▶ GIVEN RECORDS
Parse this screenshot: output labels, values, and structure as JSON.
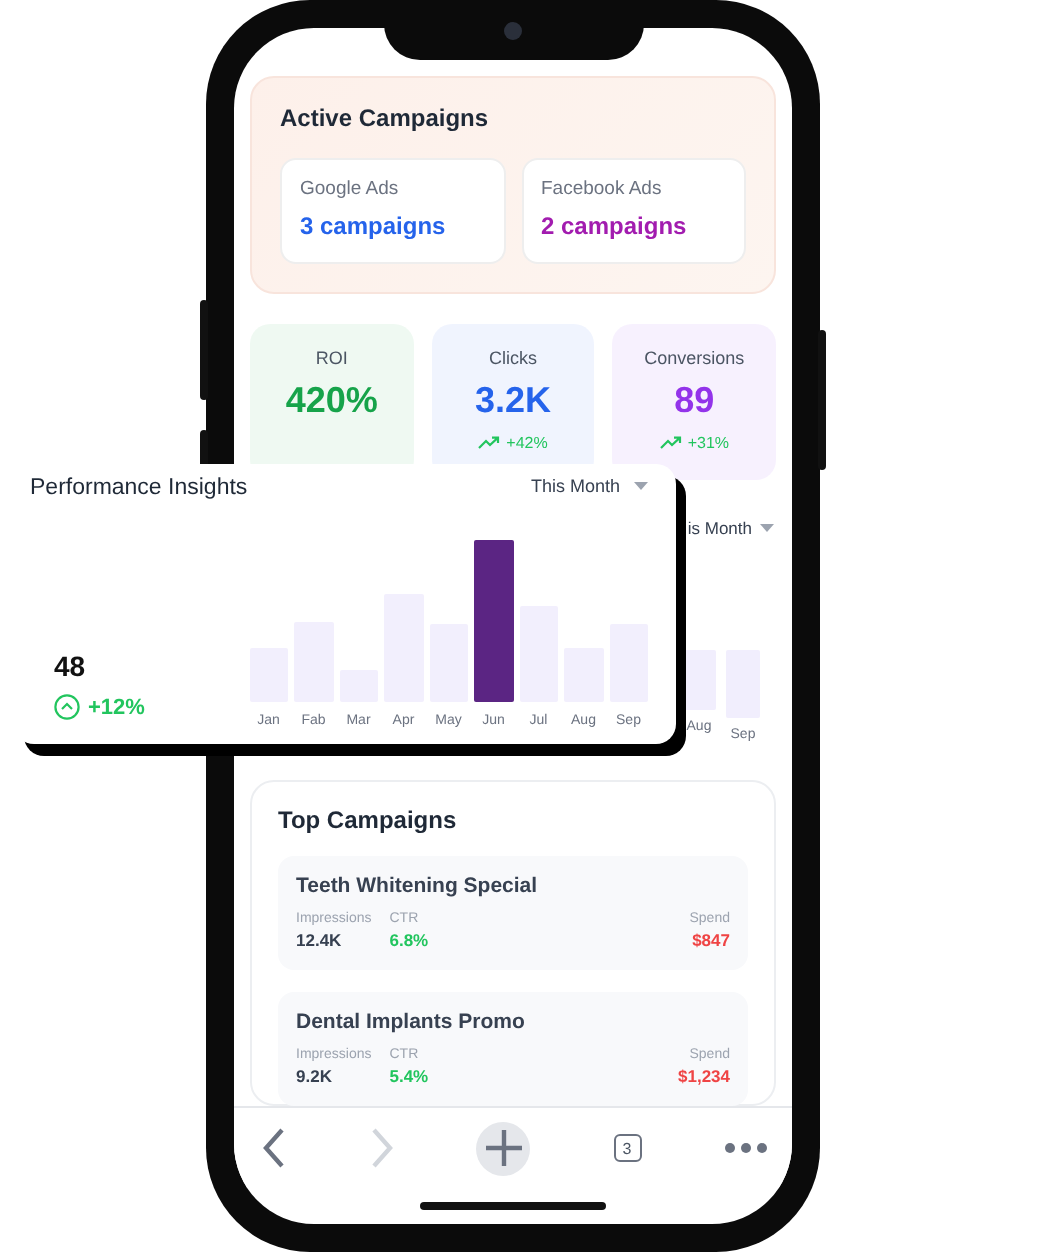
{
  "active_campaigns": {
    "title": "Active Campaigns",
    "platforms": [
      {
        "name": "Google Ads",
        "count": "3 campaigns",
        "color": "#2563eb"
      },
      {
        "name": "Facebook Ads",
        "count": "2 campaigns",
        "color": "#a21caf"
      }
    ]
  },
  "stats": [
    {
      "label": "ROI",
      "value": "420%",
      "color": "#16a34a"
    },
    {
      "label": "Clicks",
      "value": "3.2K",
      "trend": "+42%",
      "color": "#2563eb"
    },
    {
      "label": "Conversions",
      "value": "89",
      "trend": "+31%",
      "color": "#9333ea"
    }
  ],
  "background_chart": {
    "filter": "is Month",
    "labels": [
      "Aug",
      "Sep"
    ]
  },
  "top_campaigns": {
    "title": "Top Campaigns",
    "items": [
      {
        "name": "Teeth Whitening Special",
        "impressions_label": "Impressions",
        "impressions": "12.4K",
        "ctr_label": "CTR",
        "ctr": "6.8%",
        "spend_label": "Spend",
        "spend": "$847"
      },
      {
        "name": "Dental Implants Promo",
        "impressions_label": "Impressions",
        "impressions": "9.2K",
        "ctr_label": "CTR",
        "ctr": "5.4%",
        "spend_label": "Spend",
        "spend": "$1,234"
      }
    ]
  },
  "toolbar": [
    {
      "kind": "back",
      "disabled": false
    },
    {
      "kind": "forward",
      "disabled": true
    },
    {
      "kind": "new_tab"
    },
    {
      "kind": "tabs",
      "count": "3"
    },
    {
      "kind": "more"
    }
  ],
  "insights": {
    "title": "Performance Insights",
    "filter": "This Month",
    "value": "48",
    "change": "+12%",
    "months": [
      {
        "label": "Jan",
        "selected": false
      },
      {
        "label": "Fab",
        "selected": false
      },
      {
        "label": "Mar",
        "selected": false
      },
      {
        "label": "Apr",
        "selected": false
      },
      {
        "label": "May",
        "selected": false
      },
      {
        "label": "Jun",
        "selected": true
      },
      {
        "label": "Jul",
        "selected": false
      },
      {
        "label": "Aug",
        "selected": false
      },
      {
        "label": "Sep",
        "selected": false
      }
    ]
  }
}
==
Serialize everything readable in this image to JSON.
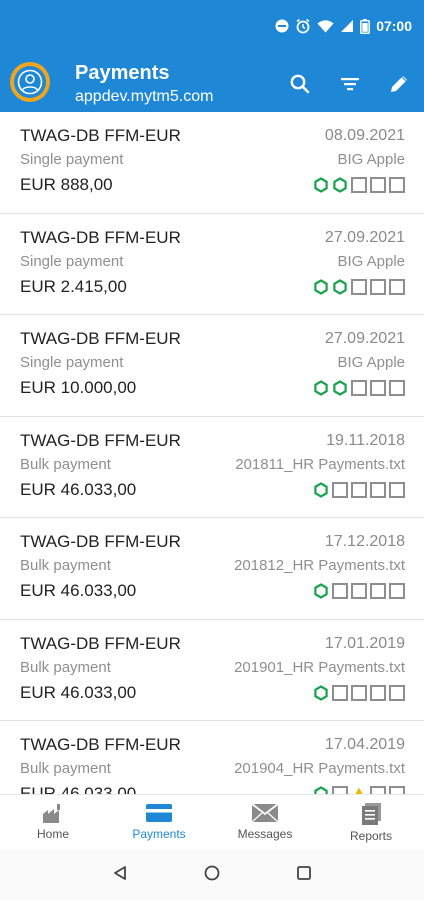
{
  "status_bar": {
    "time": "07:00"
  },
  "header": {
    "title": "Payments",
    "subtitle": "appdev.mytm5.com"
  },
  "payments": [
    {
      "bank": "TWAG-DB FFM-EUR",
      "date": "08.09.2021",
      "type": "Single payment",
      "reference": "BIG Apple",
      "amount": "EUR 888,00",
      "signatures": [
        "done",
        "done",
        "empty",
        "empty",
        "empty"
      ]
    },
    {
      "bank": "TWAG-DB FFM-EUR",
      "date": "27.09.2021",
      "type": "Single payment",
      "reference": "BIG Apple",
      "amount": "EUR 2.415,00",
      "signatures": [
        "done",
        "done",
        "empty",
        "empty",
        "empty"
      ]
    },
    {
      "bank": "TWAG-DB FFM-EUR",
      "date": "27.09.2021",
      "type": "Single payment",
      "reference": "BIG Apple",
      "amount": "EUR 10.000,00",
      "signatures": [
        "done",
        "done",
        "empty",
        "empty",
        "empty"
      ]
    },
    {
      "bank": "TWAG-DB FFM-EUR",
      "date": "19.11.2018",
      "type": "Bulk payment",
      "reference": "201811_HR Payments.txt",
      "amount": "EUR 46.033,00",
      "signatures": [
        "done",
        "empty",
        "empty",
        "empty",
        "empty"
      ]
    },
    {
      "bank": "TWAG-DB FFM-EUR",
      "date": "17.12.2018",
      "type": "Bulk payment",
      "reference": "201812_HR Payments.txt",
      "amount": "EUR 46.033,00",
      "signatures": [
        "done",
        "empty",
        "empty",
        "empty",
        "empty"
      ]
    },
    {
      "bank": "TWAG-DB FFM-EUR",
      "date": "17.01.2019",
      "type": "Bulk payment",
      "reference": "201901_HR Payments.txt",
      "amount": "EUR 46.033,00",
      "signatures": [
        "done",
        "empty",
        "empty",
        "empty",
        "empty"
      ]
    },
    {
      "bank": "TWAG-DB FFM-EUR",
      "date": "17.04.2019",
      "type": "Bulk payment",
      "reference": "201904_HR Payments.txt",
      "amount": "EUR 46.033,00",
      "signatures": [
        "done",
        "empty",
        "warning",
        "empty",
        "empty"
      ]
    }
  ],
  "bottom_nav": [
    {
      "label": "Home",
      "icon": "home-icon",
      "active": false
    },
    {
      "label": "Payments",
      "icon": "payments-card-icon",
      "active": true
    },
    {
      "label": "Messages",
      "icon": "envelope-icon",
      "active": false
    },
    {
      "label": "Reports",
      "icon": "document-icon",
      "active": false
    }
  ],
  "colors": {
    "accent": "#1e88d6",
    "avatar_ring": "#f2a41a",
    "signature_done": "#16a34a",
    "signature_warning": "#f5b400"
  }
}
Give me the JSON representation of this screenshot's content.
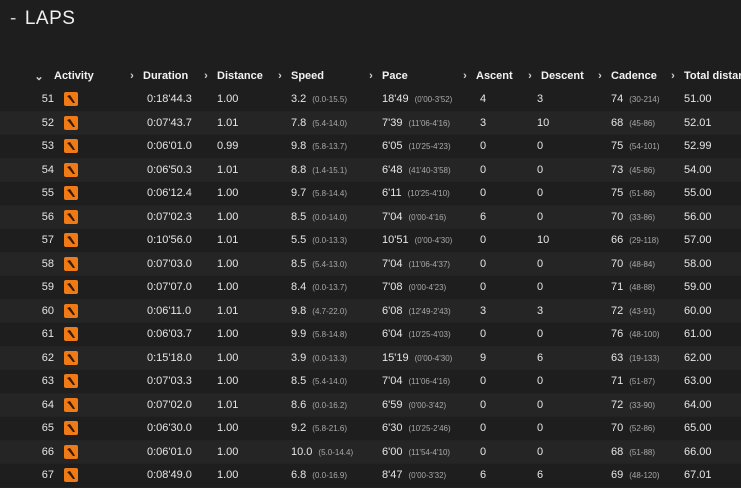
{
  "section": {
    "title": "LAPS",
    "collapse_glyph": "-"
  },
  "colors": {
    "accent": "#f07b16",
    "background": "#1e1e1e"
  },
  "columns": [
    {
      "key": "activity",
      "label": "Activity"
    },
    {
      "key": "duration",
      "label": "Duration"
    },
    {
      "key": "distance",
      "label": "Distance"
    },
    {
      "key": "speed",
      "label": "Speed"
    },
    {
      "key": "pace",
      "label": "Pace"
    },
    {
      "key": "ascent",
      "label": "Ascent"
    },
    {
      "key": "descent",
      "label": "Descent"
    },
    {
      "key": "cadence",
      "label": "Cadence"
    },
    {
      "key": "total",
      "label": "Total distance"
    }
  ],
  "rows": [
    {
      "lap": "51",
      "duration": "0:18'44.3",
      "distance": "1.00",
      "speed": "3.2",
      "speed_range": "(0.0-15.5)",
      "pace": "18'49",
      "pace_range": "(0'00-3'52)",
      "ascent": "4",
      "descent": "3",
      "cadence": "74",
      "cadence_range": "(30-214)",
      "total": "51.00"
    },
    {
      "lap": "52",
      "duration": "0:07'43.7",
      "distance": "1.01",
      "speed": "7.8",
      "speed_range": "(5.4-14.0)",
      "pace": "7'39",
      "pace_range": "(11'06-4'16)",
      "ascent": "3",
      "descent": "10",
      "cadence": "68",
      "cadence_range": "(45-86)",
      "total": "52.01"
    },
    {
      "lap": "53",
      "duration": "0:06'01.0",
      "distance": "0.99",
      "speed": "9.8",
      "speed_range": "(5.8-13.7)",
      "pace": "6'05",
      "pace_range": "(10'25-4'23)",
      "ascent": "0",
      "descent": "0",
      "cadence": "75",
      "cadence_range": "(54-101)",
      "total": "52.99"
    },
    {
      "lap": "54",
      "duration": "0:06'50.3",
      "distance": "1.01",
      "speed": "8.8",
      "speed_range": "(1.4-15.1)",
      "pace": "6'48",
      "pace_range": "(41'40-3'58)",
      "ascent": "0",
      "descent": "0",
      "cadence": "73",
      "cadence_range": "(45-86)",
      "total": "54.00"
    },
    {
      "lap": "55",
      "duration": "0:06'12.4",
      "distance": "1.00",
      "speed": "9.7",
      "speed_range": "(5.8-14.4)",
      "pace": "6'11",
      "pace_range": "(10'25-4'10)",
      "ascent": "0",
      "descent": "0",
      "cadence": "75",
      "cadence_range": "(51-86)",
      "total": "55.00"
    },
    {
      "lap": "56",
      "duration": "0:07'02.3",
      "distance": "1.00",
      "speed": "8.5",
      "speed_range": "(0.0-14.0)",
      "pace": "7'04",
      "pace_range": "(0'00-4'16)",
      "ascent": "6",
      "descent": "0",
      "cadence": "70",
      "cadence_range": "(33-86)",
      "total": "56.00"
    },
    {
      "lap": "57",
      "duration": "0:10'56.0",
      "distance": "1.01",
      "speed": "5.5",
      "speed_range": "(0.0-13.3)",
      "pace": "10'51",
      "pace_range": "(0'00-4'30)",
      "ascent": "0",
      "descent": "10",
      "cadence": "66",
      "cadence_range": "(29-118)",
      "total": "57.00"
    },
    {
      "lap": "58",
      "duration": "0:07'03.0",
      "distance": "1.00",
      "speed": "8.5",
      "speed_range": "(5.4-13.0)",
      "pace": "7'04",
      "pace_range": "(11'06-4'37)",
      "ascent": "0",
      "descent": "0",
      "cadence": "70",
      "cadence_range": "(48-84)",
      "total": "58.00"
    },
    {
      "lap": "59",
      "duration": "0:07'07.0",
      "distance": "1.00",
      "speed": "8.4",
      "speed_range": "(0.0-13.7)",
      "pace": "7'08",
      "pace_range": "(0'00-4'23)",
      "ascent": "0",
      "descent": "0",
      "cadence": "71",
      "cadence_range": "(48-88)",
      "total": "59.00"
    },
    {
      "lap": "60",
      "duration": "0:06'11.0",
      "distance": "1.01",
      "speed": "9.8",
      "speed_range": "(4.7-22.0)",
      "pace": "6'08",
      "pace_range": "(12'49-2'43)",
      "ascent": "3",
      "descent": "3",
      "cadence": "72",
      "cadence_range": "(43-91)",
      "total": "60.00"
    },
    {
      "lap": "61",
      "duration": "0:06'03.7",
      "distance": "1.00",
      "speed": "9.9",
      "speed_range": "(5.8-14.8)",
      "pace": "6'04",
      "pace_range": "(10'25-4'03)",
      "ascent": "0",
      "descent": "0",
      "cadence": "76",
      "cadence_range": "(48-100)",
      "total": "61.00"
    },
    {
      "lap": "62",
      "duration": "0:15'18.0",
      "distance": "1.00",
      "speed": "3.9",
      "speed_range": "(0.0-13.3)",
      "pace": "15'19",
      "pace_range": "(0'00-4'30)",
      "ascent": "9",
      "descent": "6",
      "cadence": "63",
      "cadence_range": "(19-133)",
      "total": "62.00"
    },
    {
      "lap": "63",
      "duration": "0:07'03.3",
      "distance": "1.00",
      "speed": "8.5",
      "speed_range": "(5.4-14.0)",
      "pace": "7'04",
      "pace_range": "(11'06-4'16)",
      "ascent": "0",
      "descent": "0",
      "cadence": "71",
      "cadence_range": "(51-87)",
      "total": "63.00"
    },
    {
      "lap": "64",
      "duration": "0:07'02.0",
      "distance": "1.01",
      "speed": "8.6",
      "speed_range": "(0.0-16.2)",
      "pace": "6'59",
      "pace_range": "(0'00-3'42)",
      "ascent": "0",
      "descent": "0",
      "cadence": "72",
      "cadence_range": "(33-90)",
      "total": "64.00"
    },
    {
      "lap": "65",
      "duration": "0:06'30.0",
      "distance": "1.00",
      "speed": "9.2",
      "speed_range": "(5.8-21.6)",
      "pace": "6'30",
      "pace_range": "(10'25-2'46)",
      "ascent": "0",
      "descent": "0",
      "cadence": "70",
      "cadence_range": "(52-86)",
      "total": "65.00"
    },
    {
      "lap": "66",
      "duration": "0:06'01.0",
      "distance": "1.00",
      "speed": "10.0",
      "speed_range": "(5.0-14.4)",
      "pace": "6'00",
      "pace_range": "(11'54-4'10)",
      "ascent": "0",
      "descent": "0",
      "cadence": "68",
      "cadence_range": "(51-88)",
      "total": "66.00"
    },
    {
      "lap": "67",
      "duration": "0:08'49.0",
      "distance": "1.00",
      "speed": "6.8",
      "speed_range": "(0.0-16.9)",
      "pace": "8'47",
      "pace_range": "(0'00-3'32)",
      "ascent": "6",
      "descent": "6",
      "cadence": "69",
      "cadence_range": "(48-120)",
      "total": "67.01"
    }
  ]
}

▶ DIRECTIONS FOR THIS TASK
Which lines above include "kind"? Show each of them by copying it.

▶ SOLUTION
      "kind": "back",
      "kind": "forward",
      "kind": "new_tab"
      "kind": "tabs",
      "kind": "more"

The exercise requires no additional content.